- Commodity Futures Trading Commission (CFTC),
- Securities Exchange Commission (SEC), and
- Treasury Department.
Within 270 days of enactment of the bill, the Working Group would establish the regulatory framework for the market and recommend necessary regulations that assure enforcement of core market oversight principles.
These principles would include:
- Ensuring market transparency: in price, volume, and other trading data – all would be made available to the public;
- Requirements for recordkeeping and an audit trail, which up to this point, doesn’t exist in the electronic marketplace, but thanks to the “Enron Loophole Closer” Bill, it will exist; and finally
- Preventing fraud, manipulation and excessive speculation.
I was very pleased to hear that the Commodity Futures Trading Commission is now taking a look at excessive speculation in the oil market as a reason for the drive up in prices for the price of gasoline. And I will bet anything, that there is excessive speculation in that market today.
These regulations would be fully enforceable by existing market oversight agencies and violators would be subject to significant penalties.
It’s critical that we protect these markets from the outset. We cannot afford to delay.
Second, the bill promotes green practices for farmers and foresters.
This is something that I am very interested in. California is the largest agricultural state. The legislation includes language that I authored to fund research on innovative and cost-effective methods for farmers and foresters to store carbon in the soil.

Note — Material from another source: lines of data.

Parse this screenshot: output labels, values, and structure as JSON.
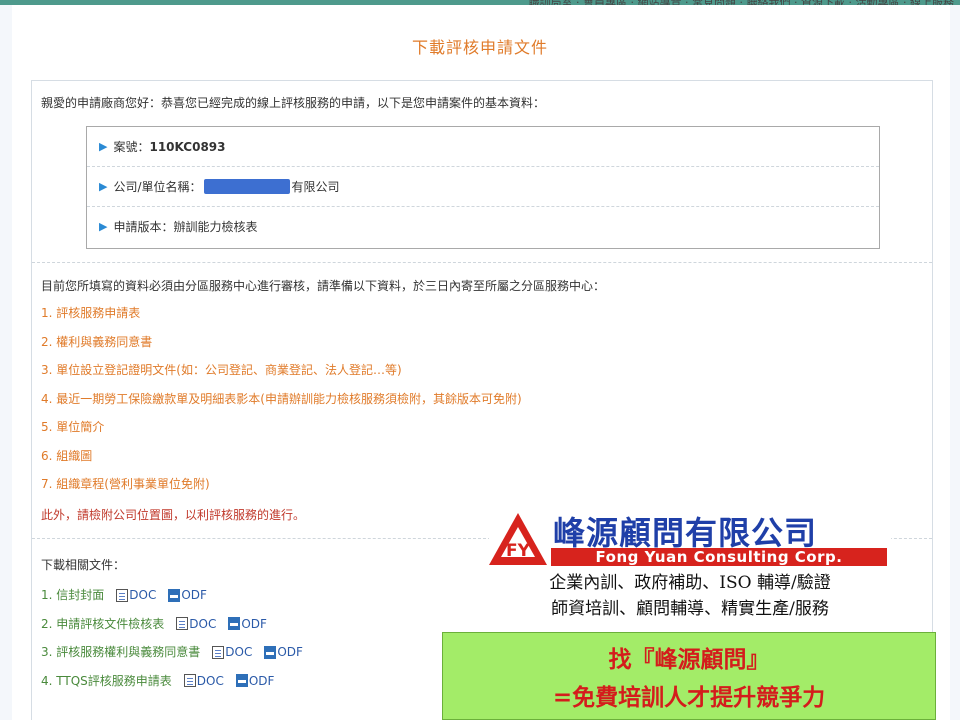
{
  "header": {
    "nav_text": "職訓局室 · 會員專區 · 網站導覽 · 常見問題 · 聯絡我們 · 資源下載 · 活動專區 · 線上服務"
  },
  "page": {
    "title": "下載評核申請文件",
    "greeting": "親愛的申請廠商您好：恭喜您已經完成的線上評核服務的申請，以下是您申請案件的基本資料："
  },
  "info": {
    "case_label": "案號：",
    "case_value": "110KC0893",
    "company_label": "公司/單位名稱：",
    "company_suffix": "有限公司",
    "version_label": "申請版本：",
    "version_value": "辦訓能力檢核表"
  },
  "requirements": {
    "notice": "目前您所填寫的資料必須由分區服務中心進行審核，請準備以下資料，於三日內寄至所屬之分區服務中心：",
    "items": [
      "1. 評核服務申請表",
      "2. 權利與義務同意書",
      "3. 單位設立登記證明文件(如：公司登記、商業登記、法人登記…等)",
      "4. 最近一期勞工保險繳款單及明細表影本(申請辦訓能力檢核服務須檢附，其餘版本可免附)",
      "5. 單位簡介",
      "6. 組織圖",
      "7. 組織章程(營利事業單位免附)"
    ],
    "extra_note": "此外，請檢附公司位置圖，以利評核服務的進行。"
  },
  "downloads": {
    "title": "下載相關文件：",
    "doc_label": "DOC",
    "odf_label": "ODF",
    "items": [
      {
        "label": "1. 信封封面"
      },
      {
        "label": "2. 申請評核文件檢核表"
      },
      {
        "label": "3. 評核服務權利與義務同意書"
      },
      {
        "label": "4. TTQS評核服務申請表"
      }
    ]
  },
  "ad": {
    "company_name": "峰源顧問有限公司",
    "company_en": "Fong Yuan Consulting Corp.",
    "logo_letters": "FY",
    "services_line1": "企業內訓、政府補助、ISO 輔導/驗證",
    "services_line2": "師資培訓、顧問輔導、精實生產/服務",
    "cta_line1": "找『峰源顧問』",
    "cta_line2": "=免費培訓人才提升競爭力"
  },
  "colors": {
    "title_orange": "#e07b2a",
    "topbar_teal": "#4e9a8c",
    "link_blue": "#2b5aa8",
    "ad_red": "#d7231d",
    "ad_blue": "#1f3fa8",
    "cta_green": "#a3ec68"
  }
}
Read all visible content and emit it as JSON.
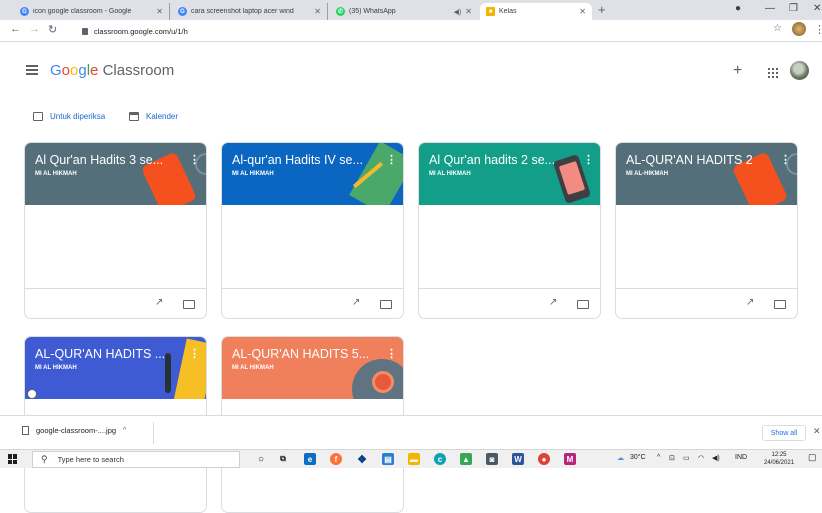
{
  "browser": {
    "tabs": [
      {
        "title": "icon google classroom - Google",
        "favicon": "G"
      },
      {
        "title": "cara screenshot laptop acer wind",
        "favicon": "G"
      },
      {
        "title": "(35) WhatsApp",
        "favicon": "whatsapp-icon"
      },
      {
        "title": "Kelas",
        "favicon": "classroom-icon"
      }
    ],
    "new_tab": "+",
    "url": "classroom.google.com/u/1/h"
  },
  "header": {
    "brand_google": "Google",
    "brand_product": "Classroom",
    "add": "+"
  },
  "shortcuts": [
    {
      "label": "Untuk diperiksa",
      "icon": "todo-icon"
    },
    {
      "label": "Kalender",
      "icon": "calendar-icon"
    }
  ],
  "classes": [
    {
      "title": "Al Qur'an Hadits 3 se...",
      "section": "MI AL HIKMAH",
      "color": "#546e7a"
    },
    {
      "title": "Al-qur'an Hadits IV se...",
      "section": "MI AL HIKMAH",
      "color": "#0b66c1"
    },
    {
      "title": "Al Qur'an hadits 2 se...",
      "section": "MI AL HIKMAH",
      "color": "#129e89"
    },
    {
      "title": "AL-QUR'AN HADITS 2",
      "section": "MI AL-HIKMAH",
      "color": "#546e7a"
    },
    {
      "title": "AL-QUR'AN HADITS ...",
      "section": "MI AL HIKMAH",
      "color": "#3f5bd4"
    },
    {
      "title": "AL-QUR'AN HADITS 5...",
      "section": "MI AL HIKMAH",
      "color": "#f07f5b"
    }
  ],
  "downloads": {
    "file": "google-classroom-....jpg",
    "show_all": "Show all"
  },
  "taskbar": {
    "search_placeholder": "Type here to search",
    "weather": "30°C",
    "language": "IND",
    "time": "12:25",
    "date": "24/06/2021"
  }
}
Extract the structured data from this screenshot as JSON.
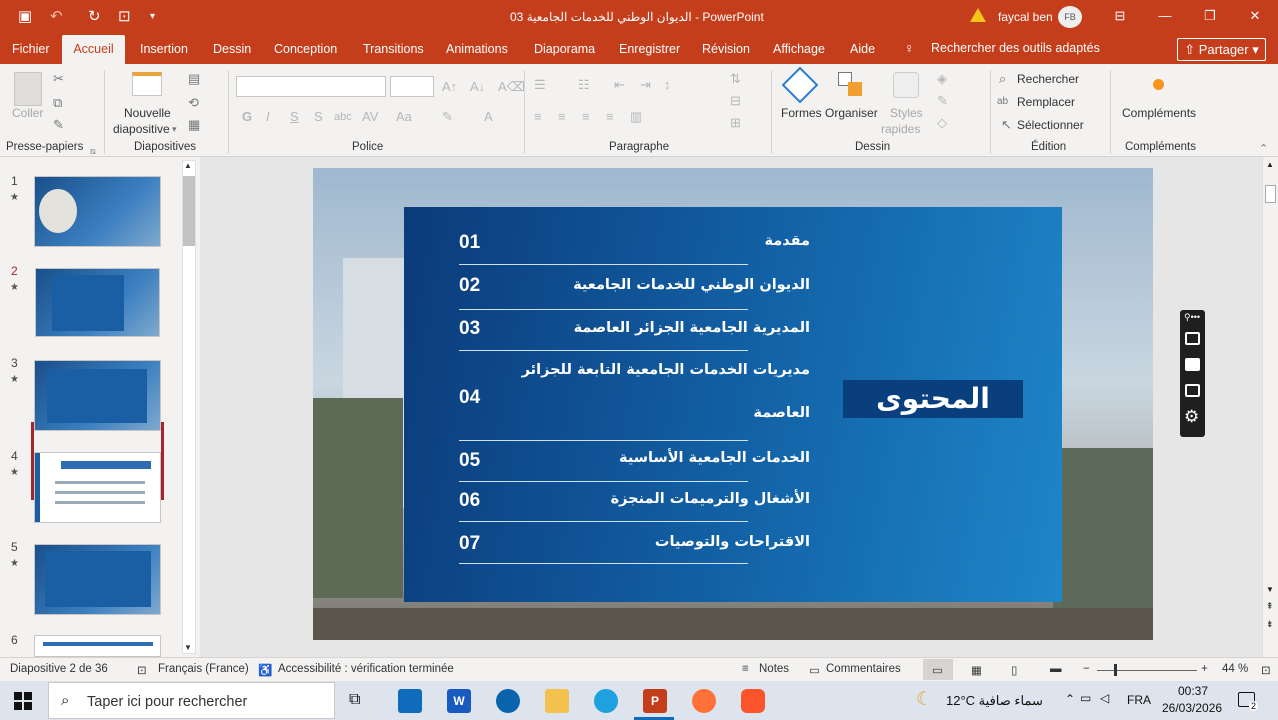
{
  "window": {
    "title": "الديوان الوطني للخدمات الجامعية 03  -  PowerPoint",
    "user": "faycal ben",
    "avatar_initials": "FB"
  },
  "tabs": [
    "Fichier",
    "Accueil",
    "Insertion",
    "Dessin",
    "Conception",
    "Transitions",
    "Animations",
    "Diaporama",
    "Enregistrer",
    "Révision",
    "Affichage",
    "Aide"
  ],
  "active_tab": "Accueil",
  "search_tools": "Rechercher des outils adaptés",
  "share_label": "Partager",
  "ribbon": {
    "paste": "Coller",
    "new_slide_1": "Nouvelle",
    "new_slide_2": "diapositive",
    "shapes": "Formes",
    "arrange": "Organiser",
    "styles_1": "Styles",
    "styles_2": "rapides",
    "find": "Rechercher",
    "replace": "Remplacer",
    "select": "Sélectionner",
    "addins": "Compléments",
    "groups": {
      "clipboard": "Presse-papiers",
      "slides": "Diapositives",
      "font": "Police",
      "paragraph": "Paragraphe",
      "drawing": "Dessin",
      "editing": "Édition",
      "addins": "Compléments"
    }
  },
  "thumbnails": [
    {
      "num": "1",
      "star": "★"
    },
    {
      "num": "2",
      "star": "★"
    },
    {
      "num": "3",
      "star": "★"
    },
    {
      "num": "4",
      "star": "★"
    },
    {
      "num": "5",
      "star": "★"
    },
    {
      "num": "6",
      "star": ""
    }
  ],
  "slide": {
    "title": "المحتوى",
    "items": [
      {
        "num": "01",
        "text": "مقدمة"
      },
      {
        "num": "02",
        "text": "الديوان الوطني للخدمات الجامعية"
      },
      {
        "num": "03",
        "text": "المديرية الجامعية الجزائر  العاصمة"
      },
      {
        "num": "04",
        "text": "مديريات الخدمات الجامعية التابعة للجزائر",
        "text2": "العاصمة"
      },
      {
        "num": "05",
        "text": "الخدمات الجامعية الأساسية"
      },
      {
        "num": "06",
        "text": "الأشغال والترميمات المنجزة"
      },
      {
        "num": "07",
        "text": "الاقتراحات والتوصيات"
      }
    ]
  },
  "status": {
    "slide_counter": "Diapositive 2 de 36",
    "language": "Français (France)",
    "accessibility": "Accessibilité : vérification terminée",
    "notes": "Notes",
    "comments": "Commentaires",
    "zoom": "44 %"
  },
  "taskbar": {
    "search_placeholder": "Taper ici pour rechercher",
    "weather": "12°C  سماء صافية",
    "lang": "FRA",
    "time": "00:37",
    "date": "26/03/2026",
    "notif_count": "2"
  },
  "colors": {
    "accent": "#c43e1c",
    "panel_dark": "#0b3b7a",
    "panel_light": "#1e86c8",
    "selected_thumb": "#a4262c"
  }
}
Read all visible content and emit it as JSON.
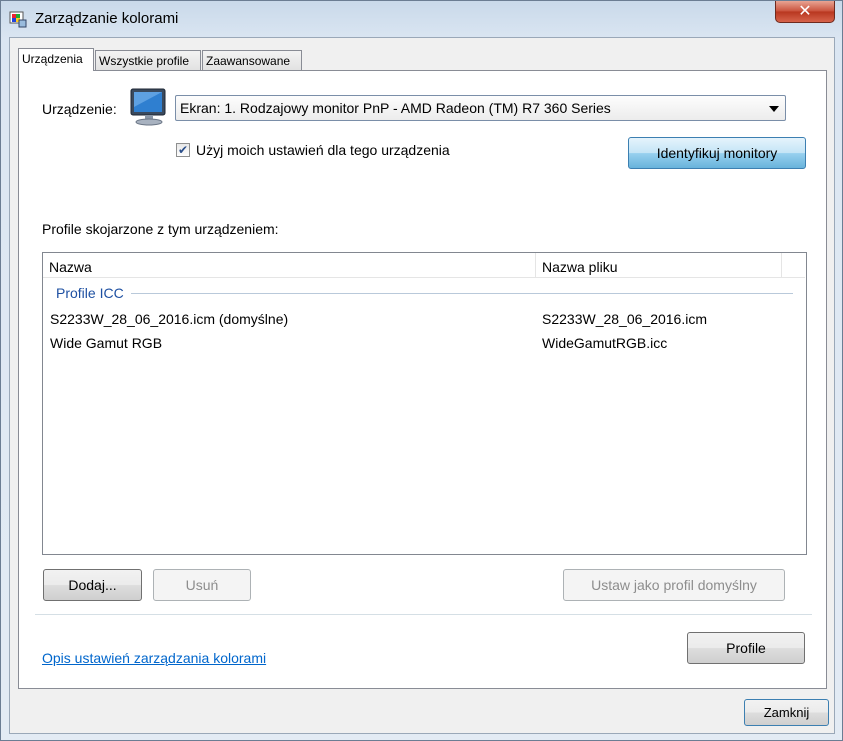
{
  "window": {
    "title": "Zarządzanie kolorami",
    "close_symbol": "✕"
  },
  "tabs": [
    {
      "label": "Urządzenia",
      "active": true
    },
    {
      "label": "Wszystkie profile",
      "active": false
    },
    {
      "label": "Zaawansowane",
      "active": false
    }
  ],
  "device": {
    "label": "Urządzenie:",
    "selected": "Ekran: 1. Rodzajowy monitor PnP - AMD Radeon (TM) R7 360 Series",
    "use_settings_label": "Użyj moich ustawień dla tego urządzenia",
    "use_settings_checked": true,
    "checkmark": "✔",
    "identify_button": "Identyfikuj monitory",
    "icon": "monitor-icon"
  },
  "profiles": {
    "section_label": "Profile skojarzone z tym urządzeniem:",
    "columns": [
      "Nazwa",
      "Nazwa pliku"
    ],
    "group": "Profile ICC",
    "rows": [
      {
        "name": "S2233W_28_06_2016.icm (domyślne)",
        "file": "S2233W_28_06_2016.icm"
      },
      {
        "name": "Wide Gamut RGB",
        "file": "WideGamutRGB.icc"
      }
    ]
  },
  "buttons": {
    "add": "Dodaj...",
    "remove": "Usuń",
    "set_default": "Ustaw jako profil domyślny",
    "profiles": "Profile",
    "close": "Zamknij"
  },
  "link": "Opis ustawień zarządzania kolorami",
  "colors": {
    "accent": "#0066cc",
    "group_label": "#1e50a2",
    "close_button": "#c9503a"
  }
}
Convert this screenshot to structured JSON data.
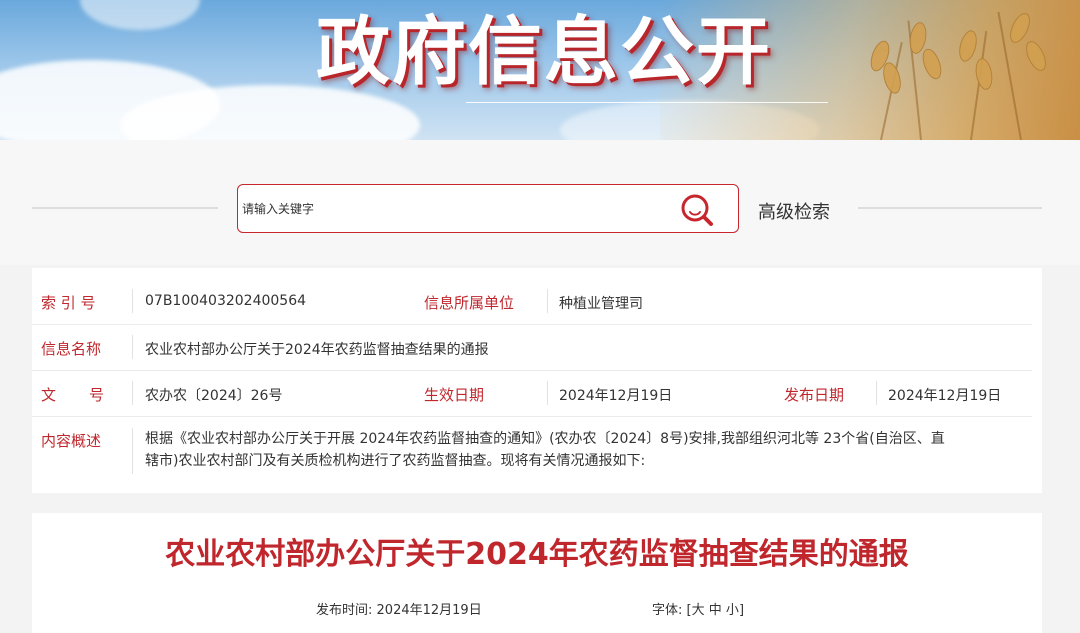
{
  "banner": {
    "title": "政府信息公开"
  },
  "search": {
    "placeholder": "请输入关键字",
    "advanced_label": "高级检索"
  },
  "info": {
    "index_label": "索 引 号",
    "index_value": "07B100403202400564",
    "dept_label": "信息所属单位",
    "dept_value": "种植业管理司",
    "name_label": "信息名称",
    "name_value": "农业农村部办公厅关于2024年农药监督抽查结果的通报",
    "doc_label_a": "文",
    "doc_label_b": "号",
    "doc_value": "农办农〔2024〕26号",
    "effective_label": "生效日期",
    "effective_value": "2024年12月19日",
    "publish_label": "发布日期",
    "publish_value": "2024年12月19日",
    "summary_label": "内容概述",
    "summary_line1": "根据《农业农村部办公厅关于开展 2024年农药监督抽查的通知》(农办农〔2024〕8号)安排,我部组织河北等 23个省(自治区、直",
    "summary_line2": "辖市)农业农村部门及有关质检机构进行了农药监督抽查。现将有关情况通报如下:"
  },
  "article": {
    "title": "农业农村部办公厅关于2024年农药监督抽查结果的通报",
    "publish_time_label": "发布时间:",
    "publish_time_value": "2024年12月19日",
    "font_label": "字体:",
    "font_open": "[",
    "font_large": "大",
    "font_medium": "中",
    "font_small": "小",
    "font_close": "]"
  },
  "colors": {
    "accent": "#c0272d",
    "banner_sky": "#6aa8dc",
    "wheat": "#c98f45"
  },
  "icons": {
    "search": "search-icon"
  }
}
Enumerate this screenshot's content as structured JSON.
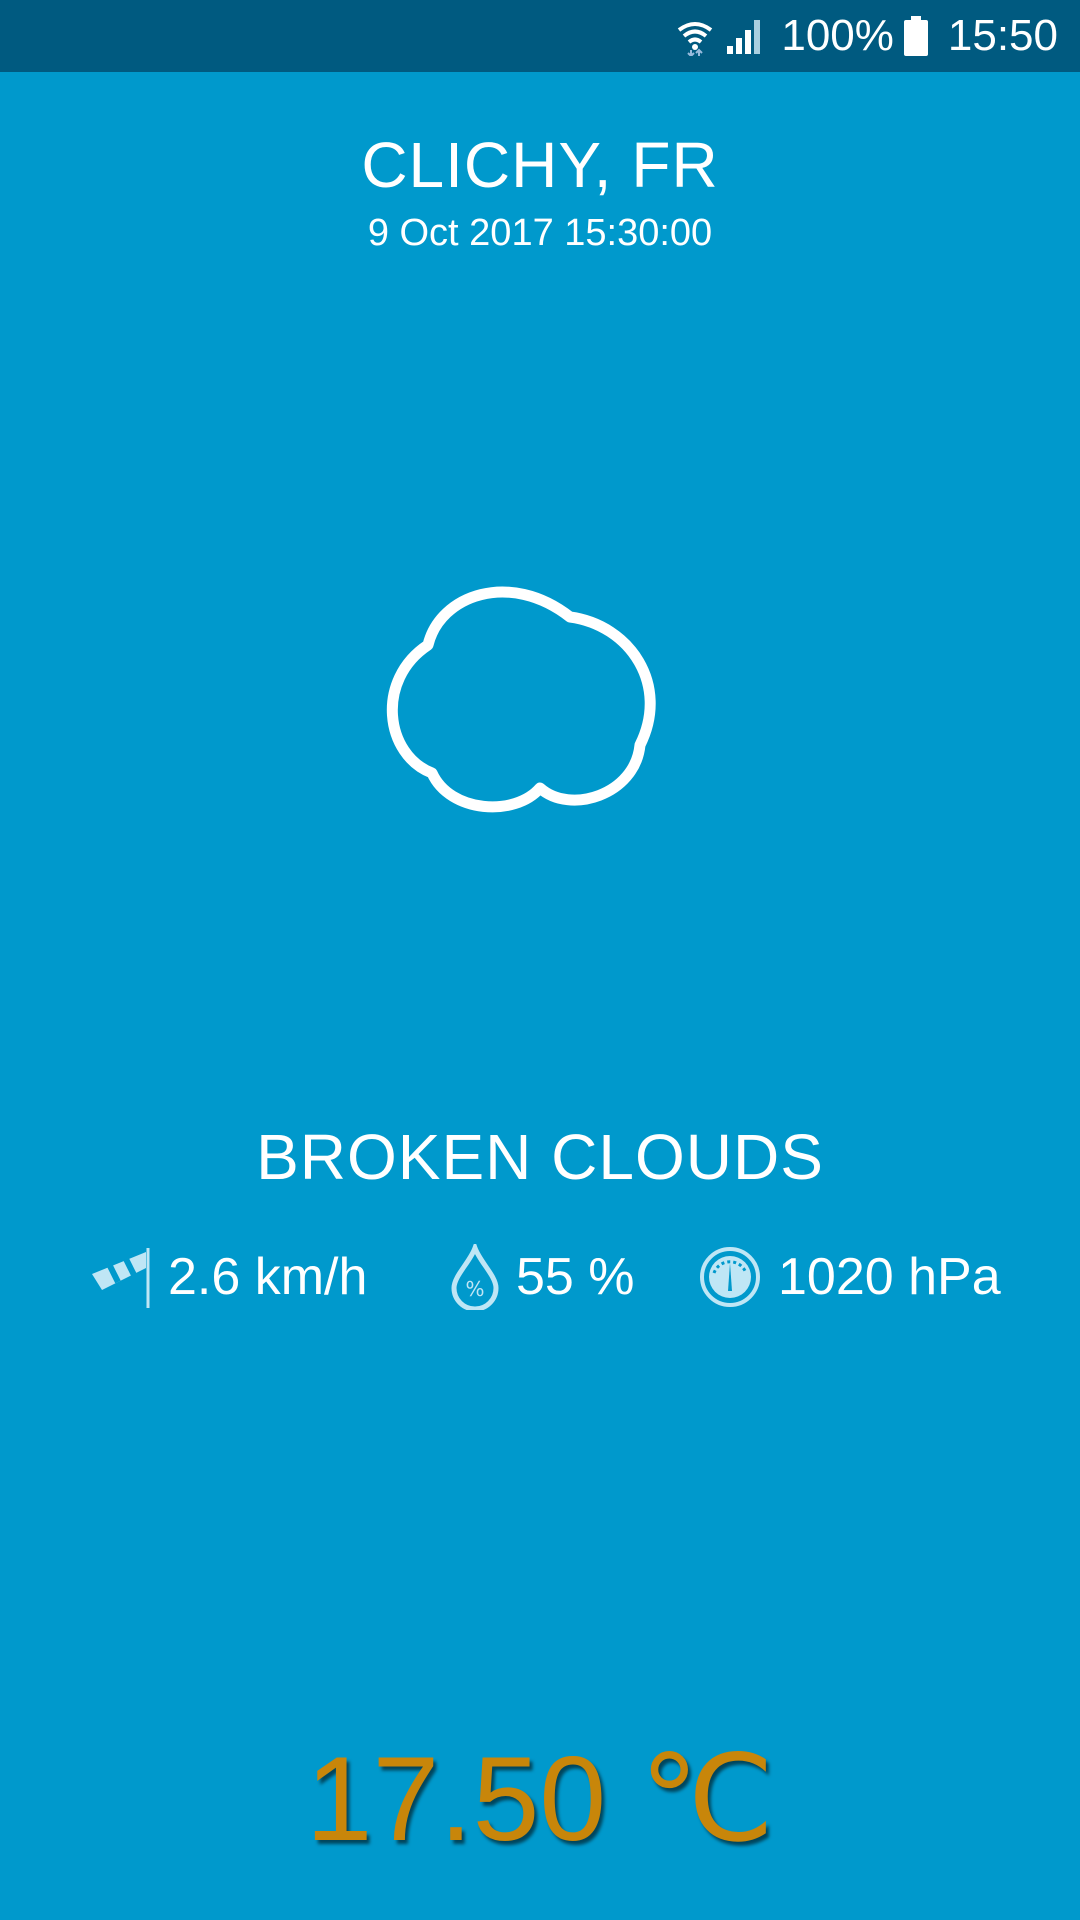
{
  "status_bar": {
    "battery": "100%",
    "time": "15:50",
    "icons": [
      "wifi-icon",
      "signal-icon",
      "battery-icon"
    ]
  },
  "location": {
    "city": "CLICHY, FR",
    "datetime": "9 Oct 2017 15:30:00"
  },
  "weather": {
    "icon": "cloud-icon",
    "description": "BROKEN CLOUDS",
    "wind": "2.6 km/h",
    "humidity": "55 %",
    "pressure": "1020 hPa",
    "temperature": "17.50 ℃"
  },
  "colors": {
    "background": "#0099cc",
    "status_bar": "#005a80",
    "temperature": "#c8860a",
    "icon_light": "#bfe6f5"
  }
}
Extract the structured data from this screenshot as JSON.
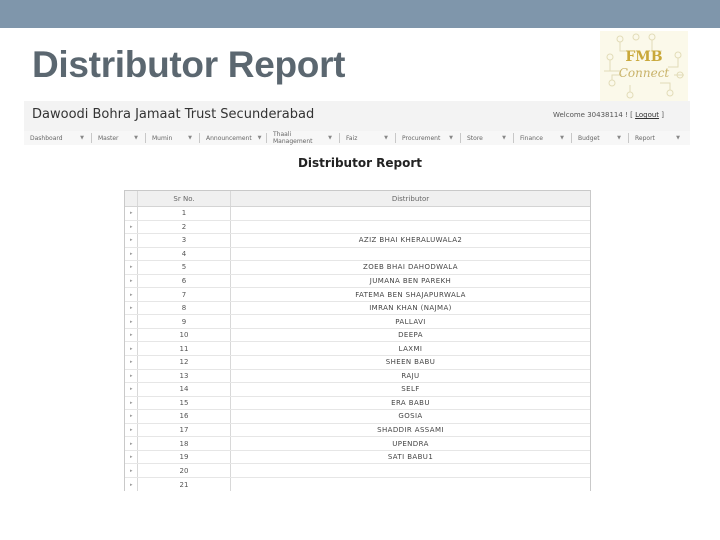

It is believed that farming and forestry practices to sequester carbon in the soil hold great potential to reduce our carbon footprint – and this is particularly true in my state.
But the fact is that we don’t yet know enough about the best ways to carry out carbon sequestration in California.
So, this legislation would help shed light on a number of practices farmers and foresters can take to sequester carbon.
The research would be funded through allowances for agriculture in the cap-and-trade system established by this Lieberman-Warner legislation.
Some of these practices could include several methods popular in my state, including:
- Row crop practices such as conservation tillage;
- Permanent crop practices including planting cover crops during the winter season, and using prunings for bioenergy production, rather than chipping, mulching or burning the material; and
- Practices to reduce the digestion-related emissions of methane gas from cattle and livestock.
Third, this bill promotes low carbon fuels through a “Low Carbon Fuels Standard.”
Similar to the Clean Fuels and Vehicles Act which Senator Snowe and I introduced last year, this would require each major oil company selling gasoline in the United States to reduce the average lifecycle greenhouse gas emissions per unit of energy in their gasoline.
The provision ensures that that car and truck emissions go down as we increase the use of low carbon renewable fuel, such as cellulosic ethanol.
By improving the Renewable Fuels Standard, which requires the use of 36 billion gallons of renewable fuel by 2022, it assures that the climate benefits of this provision are realized.
My conclusion and bottom line: confronting global warming will require action on a broad scale.
To those in this Body who are dissenters, I can say this – if we don’t do it, when the science has coalesced, when the science tells us that the time is limited, when the science tells us we cannot stop it, because carbon dioxide doesn’t dissipate – there is no other option.
We must move away from carbon and we must move to other kinds of fuels, and do so quickly. And we must take these steps to aid the conversion of an American industry.
Also, most important, this bill will signal that the United States, after a long period of doing nothing, is prepared to stand up tall and to lead.
I want to thank Senator Warner and Senator Lieberman for this legislation.
I know that the Senior Senator from Virginia is here on the floor, and I know that he is going to retire at the end of the year. I just wanted him to know, very personally for me, how much I respect him. I respect your leadership on this issue, Senator Warner, I think it leaves you a great legacy, and I only hope that we will do justice to you by passing this legislation here today. So thank you so much for your leadership.